Read a sample here, and if you'd like to buy a copy, click here. Nothing like a little shameless self-promotion!

Thanks for visiting and have a great week!

Monday, December 11, 2017

White Like Her

Gail's Mother
Last week my friend Lisa sent me an article from the Washington Post. Mystery writer Gail Lukasik tells the story of her mother's mixed race ancestry in White Like Her. I found the article so fascinating, I ordered the book! I love family histories, especially when a secret is involved. An excerpt of the article is below:

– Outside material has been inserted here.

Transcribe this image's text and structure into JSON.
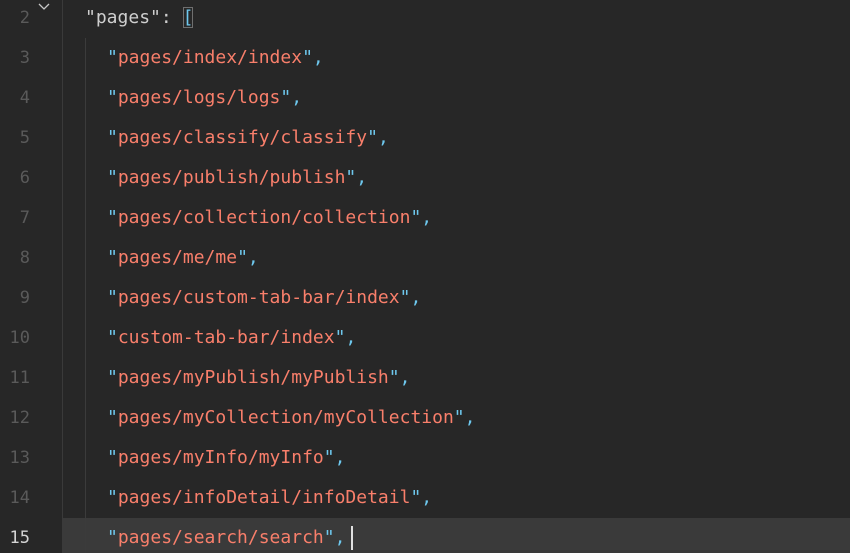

I’d never seen my mother so afraid.
“Promise me,” she pleaded, “you won’t tell anyone until after I die. How will I hold my head up with my friends?”
For two years, I’d waited for the right moment to confront my mother with the shocking discovery I made in 1995 while scrolling through the 1900 Louisiana census records. In the records, my mother’s father, Azemar Frederic of New Orleans, and his entire family were designated black.
The discovery had left me reeling, confused and in need of answers. My sense of white identity had been shattered.
My mother’s visit to my home in Illinois seemed like the right moment. This was not a conversation I wanted to have on the phone.
Author Gail Lukasik
But my mother’s fearful plea for secrecy only added to my confusion about my racial identity. As did her 1921 birth certificate that I obtained from the state of Louisiana, which listed her race as “col” (colored), and a 1940 Louisiana census record, which listed my mother, Alvera Frederic, as Neg/Negro, working in a tea shop in New Orleans. Four years later, she moved north and married my white father.
Reluctantly, I agreed to keep my mother’s secret. For 17 years I told no one, except my husband, my two children and two close friends that my mother was passing as white. It was the longest and most difficult secret I’d ever held.
My mother’s pale, olive skin and European features appeared to belie the government documents defining her as African American, allowing her to escape that public designation for most of her adult life.
In the silence of those 17 years, I tried to break through my mother’s wall of silence. But every time I tried, she politely but firmly changed the subject. Her refusal to talk about her mixed race only fueled my curiosity. How had she deceived my racist white father? Why was she so fearful and ashamed of her black heritage?
Using my skills as a seasoned mystery author, I started sifting through the details of her life, looking for clues that would help me understand her. But this real-life mystery only intensified as I tried to sort truth from fiction.
I am eagerly waiting for my copy of White Like Her to arrive! Any secrets in your family?
Thanks for visiting and have a great week!

Monday, December 4, 2017

African Chicken Treat

I'm always looking for quick, easy and delicious meals, and this one sounds like a winner from Fix It and Forget It, one of my favorite slow-cooker cookbooks. Enjoy!

African Chicken Treat

1 1/2 cups water
2 t chicken bouillon granules
2 ribs celery, thinly sliced
2 onions, thinly sliced
1 cup red pepper, sliced
1 green pepper, sliced
8 skinless chicken thighs
1/2 crunchy peanut butter
crushed chili pepper of your choice

Combine water, chicken bouillon granules, celery, onions and peppers in slow cooker. Spread peanut butter on both sides of chicken. Sprinkle with chili pepper. PLace on top of ingredients in slow cooker. Cover and cook on LOW 5-6 hours.

I'd serve this with rice and a salad. I have another African chicken recipe, but this one sounds a lot easier! I love peanut butter with chicken. Do you? Thanks for visiting and have a great week!